## Exercise aim
Return the listing below exactly as it stands. Pictures stay out.

## Data to use

BEGIN

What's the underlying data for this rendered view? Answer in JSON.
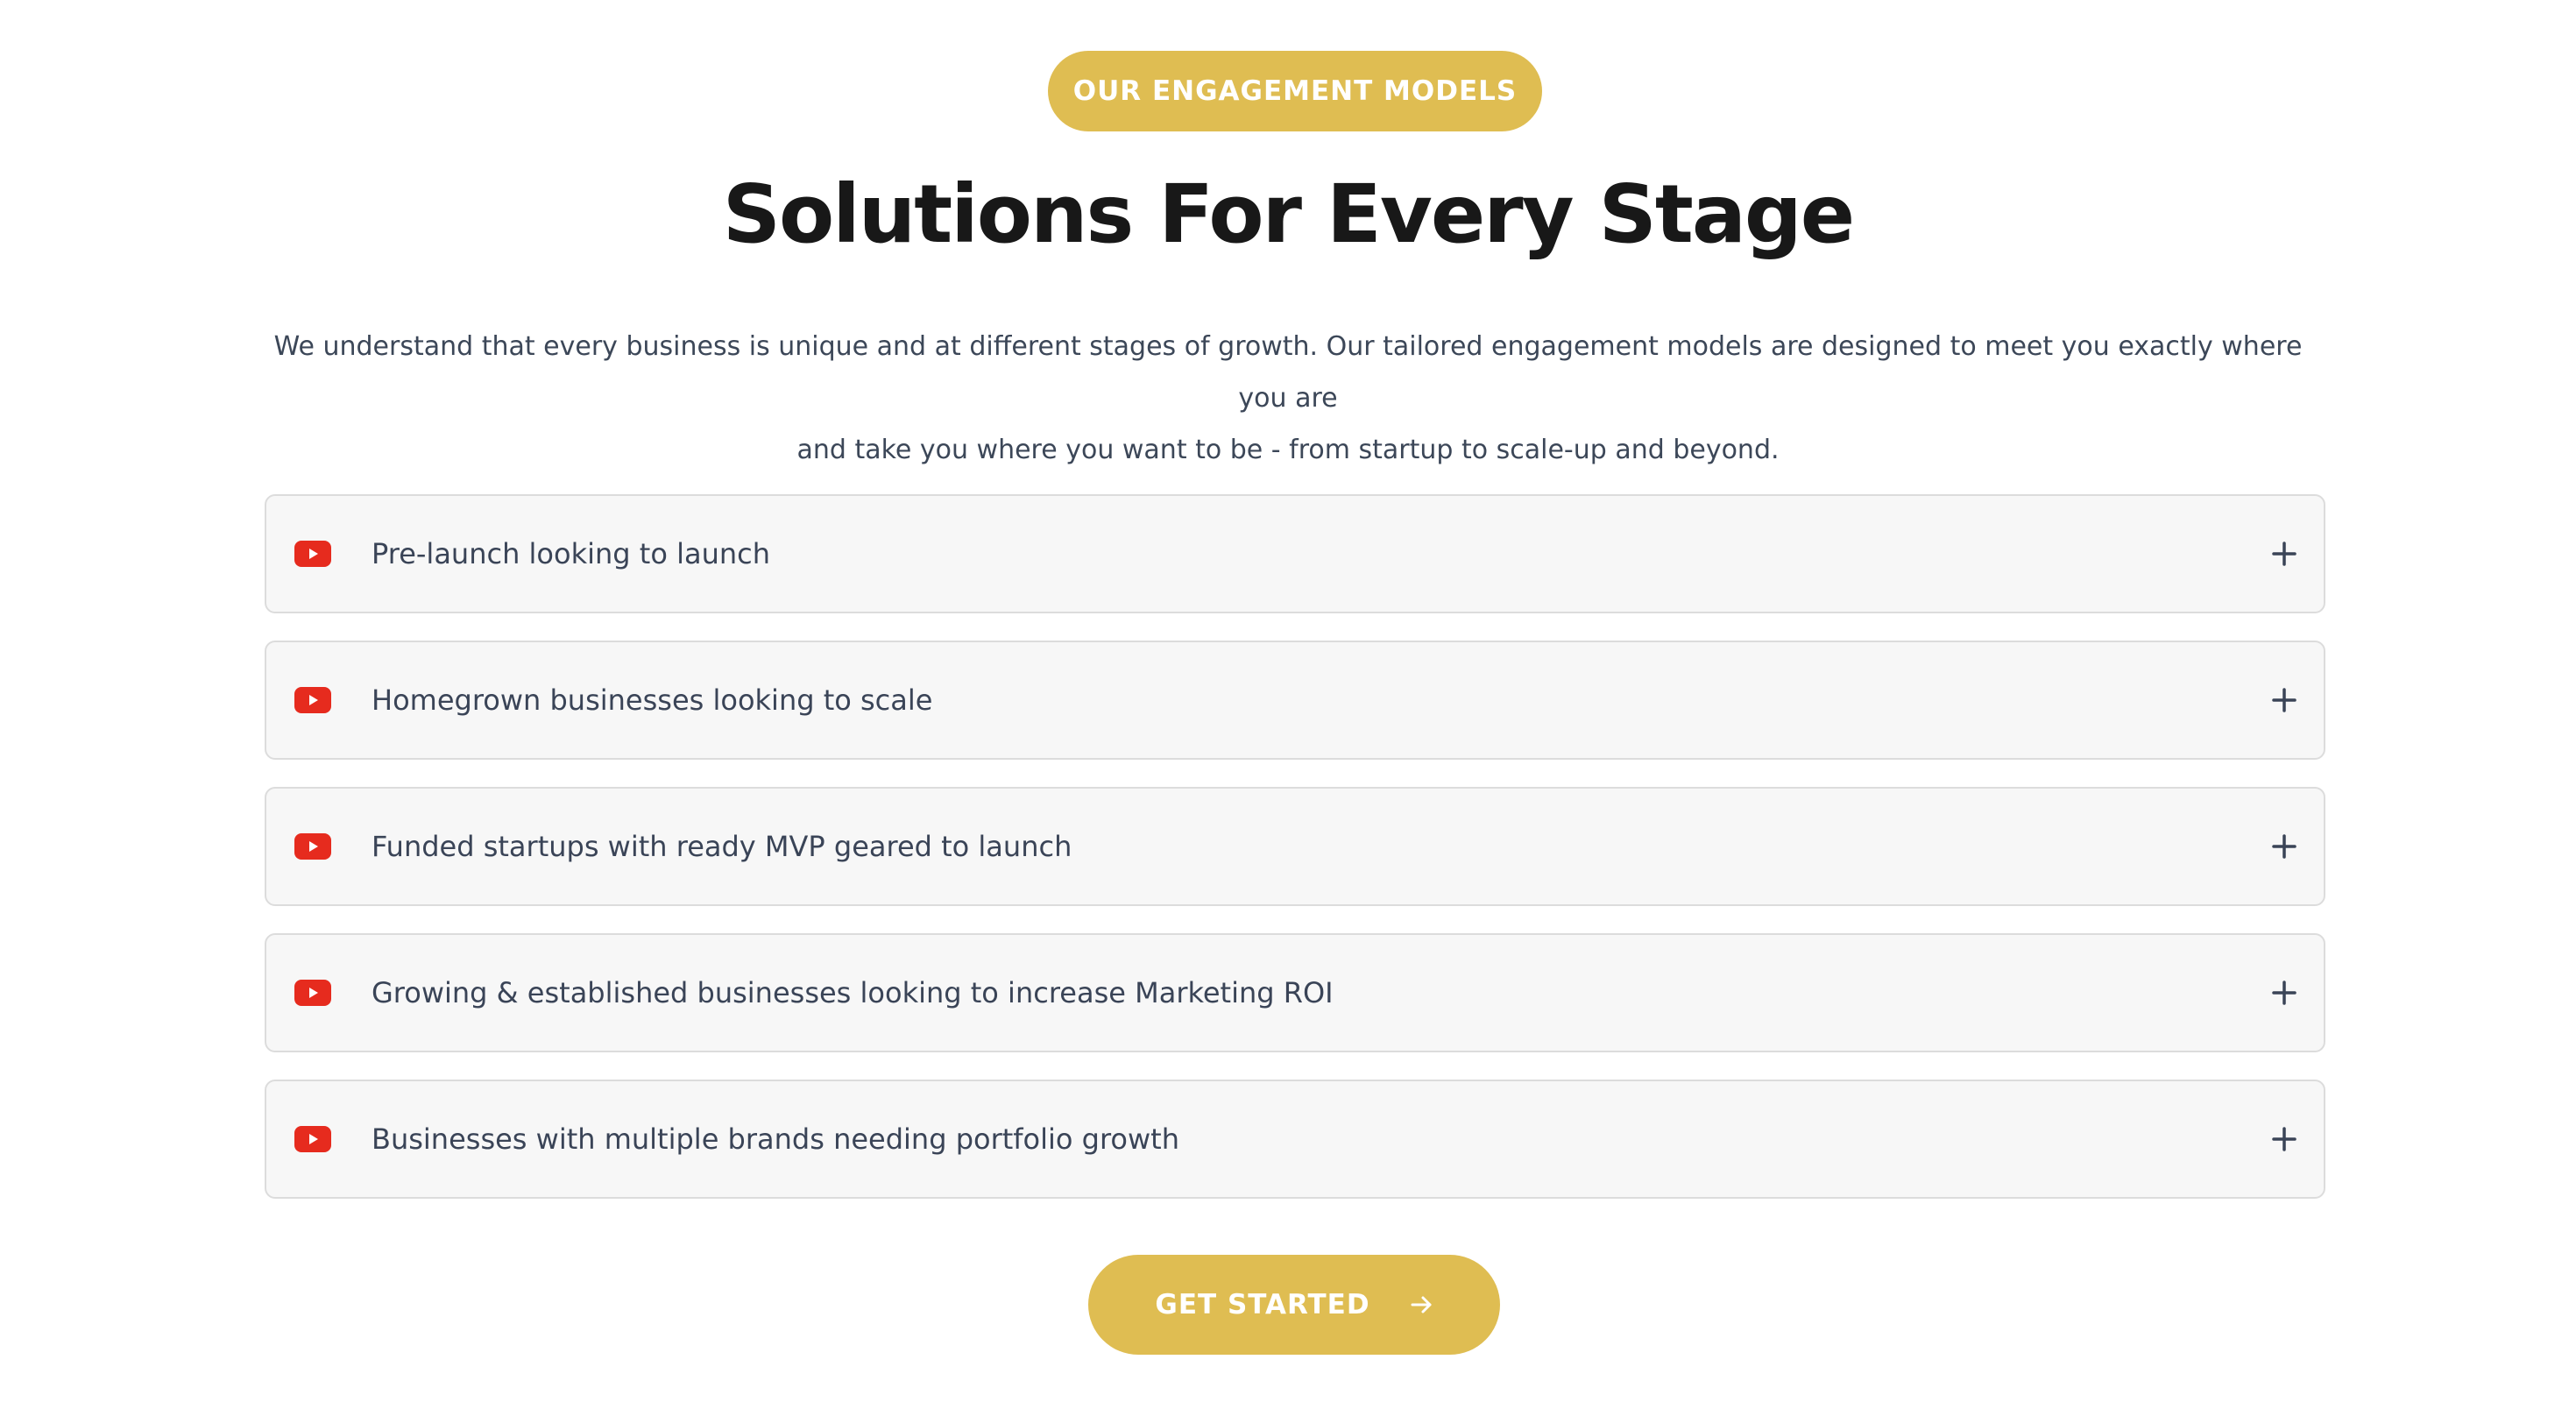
{
  "section": {
    "badge": "OUR ENGAGEMENT MODELS",
    "title": "Solutions For Every Stage",
    "intro_line1": "We understand that every business is unique and at different stages of growth. Our tailored engagement models are designed to meet you exactly where you are",
    "intro_line2": "and take you where you want to be - from startup to scale-up and beyond."
  },
  "accordion": {
    "items": [
      {
        "label": "Pre-launch looking to launch",
        "icon": "youtube-play-icon",
        "expand_icon": "plus-icon"
      },
      {
        "label": "Homegrown businesses looking to scale",
        "icon": "youtube-play-icon",
        "expand_icon": "plus-icon"
      },
      {
        "label": "Funded startups with ready MVP geared to launch",
        "icon": "youtube-play-icon",
        "expand_icon": "plus-icon"
      },
      {
        "label": "Growing & established businesses looking to increase Marketing ROI",
        "icon": "youtube-play-icon",
        "expand_icon": "plus-icon"
      },
      {
        "label": "Businesses with multiple brands needing portfolio growth",
        "icon": "youtube-play-icon",
        "expand_icon": "plus-icon"
      }
    ]
  },
  "cta": {
    "label": "GET STARTED",
    "icon": "arrow-right-icon"
  },
  "colors": {
    "accent": "#dfbd52",
    "icon_red": "#e62b1e",
    "heading": "#181818",
    "body_text": "#3c4758",
    "item_bg": "#f7f7f7",
    "item_border": "#dcdcdc"
  }
}
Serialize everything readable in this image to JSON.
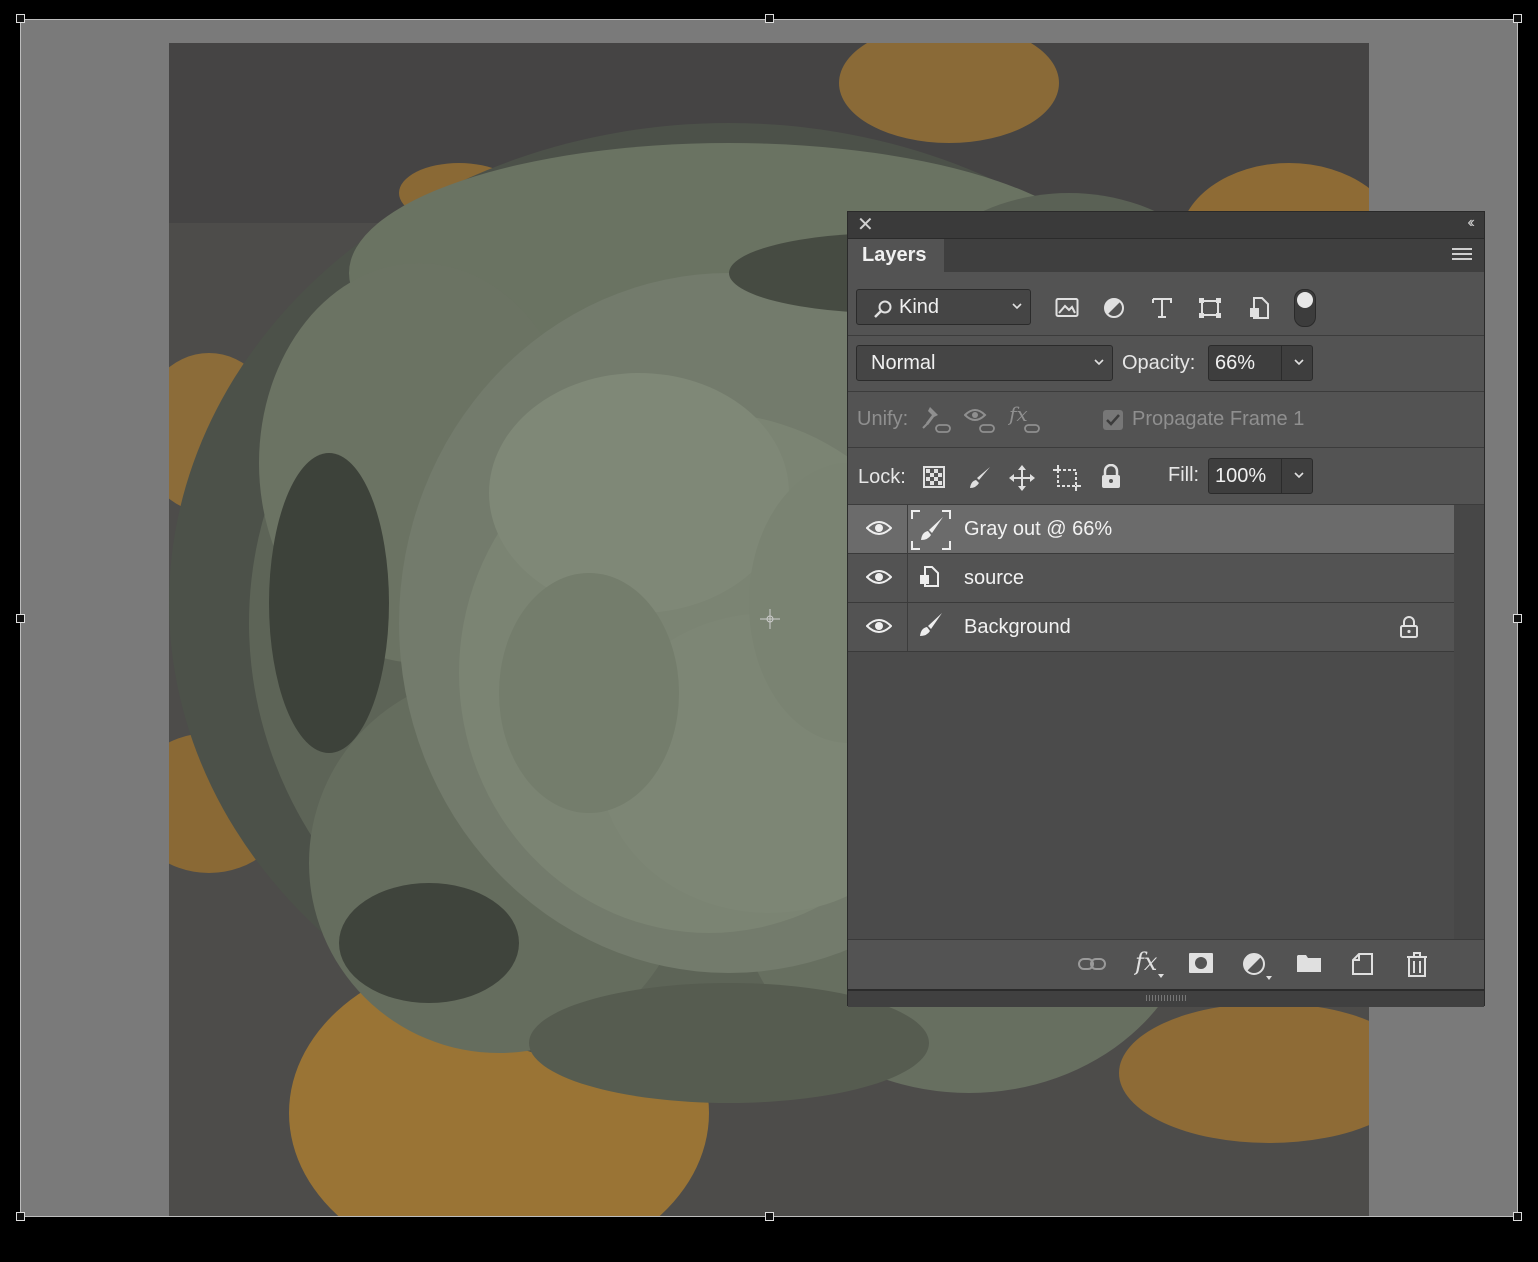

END

## Answer to this exercise
What's the underlying data for this rendered view? Answer in JSON.
{
  "section": {
    "badge": "OUR ENGAGEMENT MODELS",
    "title": "Solutions For Every Stage",
    "intro_line1": "We understand that every business is unique and at different stages of growth. Our tailored engagement models are designed to meet you exactly where you are",
    "intro_line2": "and take you where you want to be - from startup to scale-up and beyond."
  },
  "accordion": {
    "items": [
      {
        "label": "Pre-launch looking to launch",
        "icon": "youtube-play-icon",
        "expand_icon": "plus-icon"
      },
      {
        "label": "Homegrown businesses looking to scale",
        "icon": "youtube-play-icon",
        "expand_icon": "plus-icon"
      },
      {
        "label": "Funded startups with ready MVP geared to launch",
        "icon": "youtube-play-icon",
        "expand_icon": "plus-icon"
      },
      {
        "label": "Growing & established businesses looking to increase Marketing ROI",
        "icon": "youtube-play-icon",
        "expand_icon": "plus-icon"
      },
      {
        "label": "Businesses with multiple brands needing portfolio growth",
        "icon": "youtube-play-icon",
        "expand_icon": "plus-icon"
      }
    ]
  },
  "cta": {
    "label": "GET STARTED",
    "icon": "arrow-right-icon"
  },
  "colors": {
    "accent": "#dfbd52",
    "icon_red": "#e62b1e",
    "heading": "#181818",
    "body_text": "#3c4758",
    "item_bg": "#f7f7f7",
    "item_border": "#dcdcdc"
  }
}
Serialize everything readable in this image to JSON.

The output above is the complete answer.